Architecture, Building and Planning

Research: The primary research challenge is to find articles about neuroscience (or cognitive science more generally) that are relevant to your chosen theme in architecture, and then to explore how the neuroscience offers a fresh approach to the architecture.

Use of Precedents: Ability to examine and comprehend the fundamental principles present in relevant precedents in both neuroscience and architecture and to make informed choices about the incorporation of such principles into architecture and urban design projects.

Project Documentation: Ability to make clear drawings, freehand sketches, sound/film recordings, models, and/or other physical artefacts, which inform and illuminate research in neuroscience and architecture and the linkage between them, also showing paths for future development of the research/design topic.

Verbal and Written Communication: In both your writing and oral presentations you will demonstrate that you have a clear understanding of a problem in architecture, a mastery of a key set of relevant findings in neuroscience, and that you have made progress on the architectural problem in a way that demonstrably builds on the findings in neuroscience that you have surveyed.

Course Project Description

For this course project you will select a topic in Architecture which poses well-defined challenges in understanding relevant processes in, e.g., perception, memory, social interaction, wayfinding, and various forms of functionality. You will then search the neuroscience literature (e.g., using references in the readings supplied so far, library searches and Google Scholar) to find key readings in neuroscience relevant to your chosen topic.
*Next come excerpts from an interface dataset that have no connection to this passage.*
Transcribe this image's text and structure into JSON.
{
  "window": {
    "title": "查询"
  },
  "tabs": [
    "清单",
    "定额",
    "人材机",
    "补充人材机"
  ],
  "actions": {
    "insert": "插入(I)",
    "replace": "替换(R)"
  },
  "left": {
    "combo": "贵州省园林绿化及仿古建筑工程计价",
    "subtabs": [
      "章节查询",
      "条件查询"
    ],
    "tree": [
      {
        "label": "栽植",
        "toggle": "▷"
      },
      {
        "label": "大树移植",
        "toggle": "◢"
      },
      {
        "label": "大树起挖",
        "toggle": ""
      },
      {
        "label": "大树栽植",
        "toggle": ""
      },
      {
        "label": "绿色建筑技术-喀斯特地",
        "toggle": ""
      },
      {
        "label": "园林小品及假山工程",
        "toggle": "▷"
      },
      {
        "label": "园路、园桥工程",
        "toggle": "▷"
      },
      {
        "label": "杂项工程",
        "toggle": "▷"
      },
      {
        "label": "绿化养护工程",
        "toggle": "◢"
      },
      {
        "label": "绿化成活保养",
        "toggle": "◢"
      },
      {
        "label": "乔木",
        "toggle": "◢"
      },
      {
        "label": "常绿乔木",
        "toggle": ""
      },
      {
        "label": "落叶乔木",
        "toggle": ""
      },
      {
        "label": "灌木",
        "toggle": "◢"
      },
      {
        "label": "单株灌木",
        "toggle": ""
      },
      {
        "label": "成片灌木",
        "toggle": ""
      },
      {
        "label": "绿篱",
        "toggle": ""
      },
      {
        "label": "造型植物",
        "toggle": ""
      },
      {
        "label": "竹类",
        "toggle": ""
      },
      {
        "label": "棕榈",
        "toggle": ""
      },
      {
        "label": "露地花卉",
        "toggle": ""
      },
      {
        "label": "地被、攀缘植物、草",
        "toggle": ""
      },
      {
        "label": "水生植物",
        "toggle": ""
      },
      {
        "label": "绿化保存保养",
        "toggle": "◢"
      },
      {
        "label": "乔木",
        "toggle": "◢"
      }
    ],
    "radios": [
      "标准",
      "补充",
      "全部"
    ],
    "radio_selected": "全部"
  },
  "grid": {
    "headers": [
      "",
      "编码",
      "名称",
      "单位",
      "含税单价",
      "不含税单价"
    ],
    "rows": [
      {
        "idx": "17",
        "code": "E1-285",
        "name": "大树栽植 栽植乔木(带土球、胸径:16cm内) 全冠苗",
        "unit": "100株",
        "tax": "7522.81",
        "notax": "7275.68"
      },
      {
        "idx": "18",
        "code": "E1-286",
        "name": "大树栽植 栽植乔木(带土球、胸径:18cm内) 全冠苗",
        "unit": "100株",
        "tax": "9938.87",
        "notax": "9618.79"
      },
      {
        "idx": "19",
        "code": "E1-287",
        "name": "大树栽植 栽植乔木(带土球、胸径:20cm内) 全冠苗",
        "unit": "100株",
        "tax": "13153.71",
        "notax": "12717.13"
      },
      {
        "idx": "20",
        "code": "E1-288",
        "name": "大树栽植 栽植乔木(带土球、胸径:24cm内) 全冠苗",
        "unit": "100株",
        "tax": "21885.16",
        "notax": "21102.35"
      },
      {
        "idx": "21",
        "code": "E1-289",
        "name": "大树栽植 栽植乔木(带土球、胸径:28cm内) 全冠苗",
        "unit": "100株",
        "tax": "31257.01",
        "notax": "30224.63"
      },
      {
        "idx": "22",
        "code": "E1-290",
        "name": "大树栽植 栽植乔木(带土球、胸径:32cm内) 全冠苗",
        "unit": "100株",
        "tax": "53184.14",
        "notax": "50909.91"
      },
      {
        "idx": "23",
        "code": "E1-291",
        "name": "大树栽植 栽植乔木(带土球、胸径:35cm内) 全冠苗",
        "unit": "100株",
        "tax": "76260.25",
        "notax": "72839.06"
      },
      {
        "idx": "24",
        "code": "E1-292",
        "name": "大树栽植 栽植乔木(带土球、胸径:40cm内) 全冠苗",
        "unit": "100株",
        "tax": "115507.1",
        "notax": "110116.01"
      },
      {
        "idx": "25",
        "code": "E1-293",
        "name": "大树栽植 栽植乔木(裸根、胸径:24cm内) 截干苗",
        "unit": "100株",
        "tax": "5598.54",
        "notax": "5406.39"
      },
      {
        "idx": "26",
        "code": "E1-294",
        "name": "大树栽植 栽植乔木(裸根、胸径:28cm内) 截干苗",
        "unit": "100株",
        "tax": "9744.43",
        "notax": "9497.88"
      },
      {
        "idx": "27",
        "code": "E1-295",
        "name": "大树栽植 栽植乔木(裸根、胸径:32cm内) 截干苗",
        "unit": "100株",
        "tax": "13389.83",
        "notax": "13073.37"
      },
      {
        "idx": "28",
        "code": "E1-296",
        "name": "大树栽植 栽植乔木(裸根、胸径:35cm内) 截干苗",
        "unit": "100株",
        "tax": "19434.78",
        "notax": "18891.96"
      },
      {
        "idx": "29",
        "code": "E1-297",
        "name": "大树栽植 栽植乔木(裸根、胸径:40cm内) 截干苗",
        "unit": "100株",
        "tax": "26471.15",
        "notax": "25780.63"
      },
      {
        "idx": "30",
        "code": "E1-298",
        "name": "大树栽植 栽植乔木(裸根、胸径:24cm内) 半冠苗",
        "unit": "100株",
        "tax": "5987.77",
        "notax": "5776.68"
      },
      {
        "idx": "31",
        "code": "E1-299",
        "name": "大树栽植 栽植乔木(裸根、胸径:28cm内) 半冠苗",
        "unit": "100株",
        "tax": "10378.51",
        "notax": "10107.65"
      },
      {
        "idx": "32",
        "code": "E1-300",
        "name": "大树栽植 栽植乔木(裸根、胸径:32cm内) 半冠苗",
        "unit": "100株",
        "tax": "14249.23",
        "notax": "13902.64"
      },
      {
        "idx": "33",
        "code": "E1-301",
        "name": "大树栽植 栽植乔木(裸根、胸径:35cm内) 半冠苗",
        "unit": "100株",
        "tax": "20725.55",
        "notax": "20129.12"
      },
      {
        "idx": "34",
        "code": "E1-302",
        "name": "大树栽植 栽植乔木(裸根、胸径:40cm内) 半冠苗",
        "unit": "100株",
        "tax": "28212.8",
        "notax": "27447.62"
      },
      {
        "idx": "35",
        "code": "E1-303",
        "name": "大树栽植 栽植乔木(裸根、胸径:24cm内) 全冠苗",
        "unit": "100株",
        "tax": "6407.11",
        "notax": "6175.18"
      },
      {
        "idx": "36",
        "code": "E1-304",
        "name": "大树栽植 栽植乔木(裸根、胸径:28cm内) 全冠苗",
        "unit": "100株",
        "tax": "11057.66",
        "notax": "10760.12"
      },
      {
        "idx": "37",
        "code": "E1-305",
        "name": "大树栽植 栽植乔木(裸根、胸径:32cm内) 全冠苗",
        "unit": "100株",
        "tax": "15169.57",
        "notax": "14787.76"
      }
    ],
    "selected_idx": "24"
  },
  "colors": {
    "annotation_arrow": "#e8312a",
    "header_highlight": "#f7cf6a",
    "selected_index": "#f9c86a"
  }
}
The topic may relate to one of our weekly topics in the course syllabus or it may be your own.

Your work on the project will be incremental, divided into three phases as described below. Here we state some overall requirements. The project must include both research and design phases. After developing a hypothesis and a detailed methodology for your investigation, you will create the design project to be used as a tool (or series of tools) by which you will test your hypothesis. The focus will be on applying your research in neuroscience concepts to a unique design project, tailored to investigate your chosen topic. You may consult course project examples, at the bottom of this assignment, for ideas.

The challenge is not to explore your topic only “within” architecture but also within neuroscience (and cognitive science more generally) and develop an integrated perspective that spans the disciplines. You are encouraged to think about your course project as a “mini-Thesis”, in which you tackle an original topic that will contribute to the world’s understanding of neuroscience and architecture and the different ways in which these two disciplines can enrich one another.

Course Project Deliverables:

Part 1: (due on Friday, April 29 at 9am – Week 3) – Physical Document and E-mail Submission

Submit: Submit this work as a WORD file, by e-mailing to Prof. Berger and Prof. Arbib before 4pm on Friday. Please e-mail only one file and include your full name in the file title. Send the e-mail to both Professors.

Also hand in the work at the start of class, at 9am on Friday. Make sure to staple all pages in the document and include your name and date. Incomplete work will not be accepted. Proofread for spelling/grammar errors.

Grading: This will count as one of your 3 neuroscience/design exercises – all together, these 3 exercises are 20% of your course grade.

1. Abstract (approx. 1 page, minimum, double-spaced text): Describe the research topic, your reasons for selecting the topic, and what you hope to learn. Include any background information which you feel is appropriate and necessary to explain the project and its goals.

2. Hypothesis: Specifically, you might define a challenge for architecture then hypothesize how findings from neuroscience (see item 4 below) could be used to get answers that could inform the design process.

3. Methodology: List the research and design tasks, in order, to offer a thoughtful first pass on your proposed set of final “deliverables”.

4. Annotated Bibliography: Use Google Scholar to include at least 5 sources from neuroscience and at least 3 sources from architecture. Include a brief annotation after each source, explaining how you will use the source in your project and which aspects of the text are especially relevant for your research. See Arbib’s Singapore article for how to format a bibliography. Use the (Author,Year) format in the text to cite the references. (Continue to expand your bibliography as you develop your research during the quarter.)

Part 2: Midterm Presentation (due on Friday, May 13 at 9am – Week 5)

Grading: 15% of overall course grade

Note: This material will include revised and expanded work from the initial April 29 submission. New components will also be added to the project.

You will submit a physical document (spiral bound, 8.5×11 in. format, with clear acetate cover in front and hard cover in back). Project the document at your Midterm Presentation to the class. The verbal presentation shall be no longer than 7-10 minutes.